Unfortunately, they put no effort into the release at all. They reprinted the original liners, copied the Blue Moon discs, edits and all, and transferred the Chiaroscuro LPs of alternates complete with occasional hissing vinyl sounds. It's a half-assed production and these sessions deserve better. I said it before I'll say it again: Armstrong's Audio Fidelity recordings demand a Mosaic Records treatment. The glory of these sessions is in how many alternate takes survive from these sessions and the Oliver ones. I have transferred these LPs to CD and thrown them into my ever-growing Armstrong Itunes playlist. I added up all the running times and it came out to 257 minutes and 20 seconds, or four hours, 17 minutes and 20 seconds. Thus, you could have a nice four-disc box set, each disc running about 65 minutes. Or you can have three 80 minute discs and add other treasures from the original tapes to fill out a fourth disc (Hagglof also remembers that Audio Fidelity basically let the tapes roll, catching much chatter including Armstrong telling stories, always priceless). Or 20 minutes could be cut and it could all fit on three full discs (though watch what’s cut or I’ll raise hell!). Mosaic already has the Armstrong Decca big band box coming out in a few months so I doubt they'll run back into the water with another Pops project, but it can't hurt to suggest it to them.

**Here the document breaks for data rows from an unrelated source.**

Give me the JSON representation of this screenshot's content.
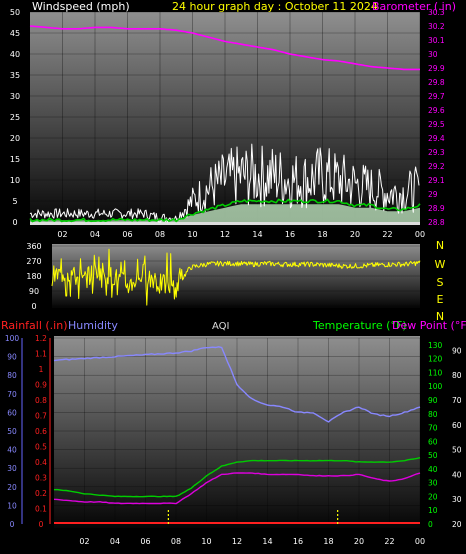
{
  "header": {
    "windspeed_label": "Windspeed (mph)",
    "title": "24 hour graph day : October 11 2024",
    "barometer_label": "Barometer (.in)"
  },
  "legend2": {
    "rainfall_label": "Rainfall (.in)",
    "humidity_label": "Humidity",
    "aqi_label": "AQI",
    "temperature_label": "Temperature (°F)",
    "dewpoint_label": "Dew Point (°F)"
  },
  "colors": {
    "wind": "#ffffff",
    "gust_avg": "#00cc00",
    "avg_band": "#c8f0c8",
    "barometer": "#ff00ff",
    "direction": "#ffff00",
    "temperature": "#00cc00",
    "dewpoint": "#dd00dd",
    "humidity": "#8888ff",
    "rain": "#ff2020",
    "axis_green": "#00ff00"
  },
  "chart_data": [
    {
      "type": "line",
      "title": "24 hour graph day : October 11 2024",
      "x_ticks": [
        "02",
        "04",
        "06",
        "08",
        "10",
        "12",
        "14",
        "16",
        "18",
        "20",
        "22",
        "00"
      ],
      "ylabel": "Windspeed (mph)",
      "ylim": [
        0,
        50
      ],
      "y_ticks": [
        0,
        5,
        10,
        15,
        20,
        25,
        30,
        35,
        40,
        45,
        50
      ],
      "y2label": "Barometer (.in)",
      "y2lim": [
        28.8,
        30.3
      ],
      "y2_ticks": [
        "28.8",
        "28.9",
        "29",
        "29.1",
        "29.2",
        "29.3",
        "29.4",
        "29.5",
        "29.6",
        "29.7",
        "29.8",
        "29.9",
        "30",
        "30.1",
        "30.2",
        "30.3"
      ],
      "x_hours": [
        0,
        1,
        2,
        3,
        4,
        5,
        6,
        7,
        8,
        9,
        10,
        11,
        12,
        13,
        14,
        15,
        16,
        17,
        18,
        19,
        20,
        21,
        22,
        23,
        24
      ],
      "series": [
        {
          "name": "Windspeed (mph)",
          "axis": "left",
          "values": [
            2,
            2,
            2,
            2,
            2,
            2,
            2,
            2,
            1,
            1,
            5,
            8,
            10,
            11,
            11,
            11,
            10,
            10,
            11,
            10,
            9,
            8,
            7,
            7,
            8
          ]
        },
        {
          "axis": "left",
          "values": [
            0.5,
            0.5,
            0.5,
            0.5,
            0.5,
            0.5,
            0.5,
            0.5,
            0.5,
            0.5,
            2,
            3,
            4,
            5,
            5,
            5,
            5,
            5,
            5,
            5,
            4,
            4,
            3,
            3,
            4
          ]
        },
        {
          "name": "Barometer (.in)",
          "axis": "right",
          "values": [
            30.2,
            30.19,
            30.18,
            30.18,
            30.19,
            30.19,
            30.18,
            30.18,
            30.18,
            30.17,
            30.15,
            30.12,
            30.09,
            30.07,
            30.05,
            30.03,
            30.0,
            29.98,
            29.96,
            29.95,
            29.93,
            29.91,
            29.9,
            29.89,
            29.89
          ]
        }
      ]
    },
    {
      "type": "line",
      "x_ticks": [
        "02",
        "04",
        "06",
        "08",
        "10",
        "12",
        "14",
        "16",
        "18",
        "20",
        "22",
        "00"
      ],
      "ylim": [
        0,
        360
      ],
      "y_ticks": [
        0,
        90,
        180,
        270,
        360
      ],
      "y2_ticks": [
        "N",
        "W",
        "S",
        "E",
        "N"
      ],
      "x_hours": [
        0,
        1,
        2,
        3,
        4,
        5,
        6,
        7,
        8,
        9,
        10,
        11,
        12,
        13,
        14,
        15,
        16,
        17,
        18,
        19,
        20,
        21,
        22,
        23,
        24
      ],
      "series": [
        {
          "values": [
            180,
            200,
            150,
            220,
            180,
            120,
            200,
            140,
            100,
            230,
            250,
            255,
            255,
            250,
            255,
            250,
            250,
            250,
            245,
            240,
            240,
            245,
            250,
            250,
            260
          ]
        }
      ]
    },
    {
      "type": "line",
      "x_ticks": [
        "02",
        "04",
        "06",
        "08",
        "10",
        "12",
        "14",
        "16",
        "18",
        "20",
        "22",
        "00"
      ],
      "y_left1_label": "Rainfall (.in)",
      "y_left1_ticks": [
        "0",
        "0.1",
        "0.2",
        "0.3",
        "0.4",
        "0.5",
        "0.6",
        "0.7",
        "0.8",
        "0.9",
        "1",
        "1.1",
        "1.2"
      ],
      "y_left1_lim": [
        0,
        1.2
      ],
      "y_left2_label": "Humidity",
      "y_left2_ticks": [
        0,
        10,
        20,
        30,
        40,
        50,
        60,
        70,
        80,
        90,
        100
      ],
      "y_left2_lim": [
        0,
        100
      ],
      "y_right1_label": "Temperature (°F)",
      "y_right1_ticks": [
        0,
        10,
        20,
        30,
        40,
        50,
        60,
        70,
        80,
        90,
        100,
        110,
        120,
        130
      ],
      "y_right1_lim": [
        0,
        135
      ],
      "y_right2_label": "Dew Point (°F)",
      "y_right2_ticks": [
        20,
        30,
        40,
        50,
        60,
        70,
        80,
        90
      ],
      "y_right2_lim": [
        20,
        95
      ],
      "x_hours": [
        0,
        1,
        2,
        3,
        4,
        5,
        6,
        7,
        8,
        9,
        10,
        11,
        12,
        13,
        14,
        15,
        16,
        17,
        18,
        19,
        20,
        21,
        22,
        23,
        24
      ],
      "series": [
        {
          "name": "Humidity",
          "axis": "left2",
          "values": [
            88,
            88.5,
            89,
            89.5,
            90,
            90.5,
            91,
            91.5,
            92,
            93,
            95,
            95,
            75,
            67,
            64,
            63,
            60,
            60,
            55,
            60,
            63,
            59,
            58,
            60,
            63
          ]
        },
        {
          "name": "Temperature (°F)",
          "axis": "right1",
          "values": [
            25,
            24,
            22,
            21,
            20,
            20,
            20,
            20,
            20,
            26,
            35,
            42,
            45,
            46,
            46,
            46,
            46,
            46,
            46,
            46,
            45,
            45,
            45,
            46,
            48
          ]
        },
        {
          "name": "Dew Point (°F)",
          "axis": "right1",
          "values": [
            18,
            17,
            16,
            16,
            15,
            15,
            15,
            15,
            15,
            22,
            30,
            36,
            37,
            37,
            36,
            36,
            36,
            35,
            35,
            35,
            36,
            33,
            31,
            33,
            37
          ]
        },
        {
          "name": "Rainfall (.in)",
          "axis": "left1",
          "values": [
            0,
            0,
            0,
            0,
            0,
            0,
            0,
            0,
            0,
            0,
            0,
            0,
            0,
            0,
            0,
            0,
            0,
            0,
            0,
            0,
            0,
            0,
            0,
            0,
            0
          ]
        }
      ]
    }
  ]
}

Well, that's all for this (second) look at "Wolverine Blues." One might not care for the Dukes’s backing or Assunto’s lounge-ish singing or the tune selection on the King Oliver album but Armstrong’s trumpet work for Audio Fidelity cannot be denied and as long as this material languishes in a studio or gets issued in half-assed fashion, some of his best trumpet playing of his later years will go unnoticed. And that’s a shame.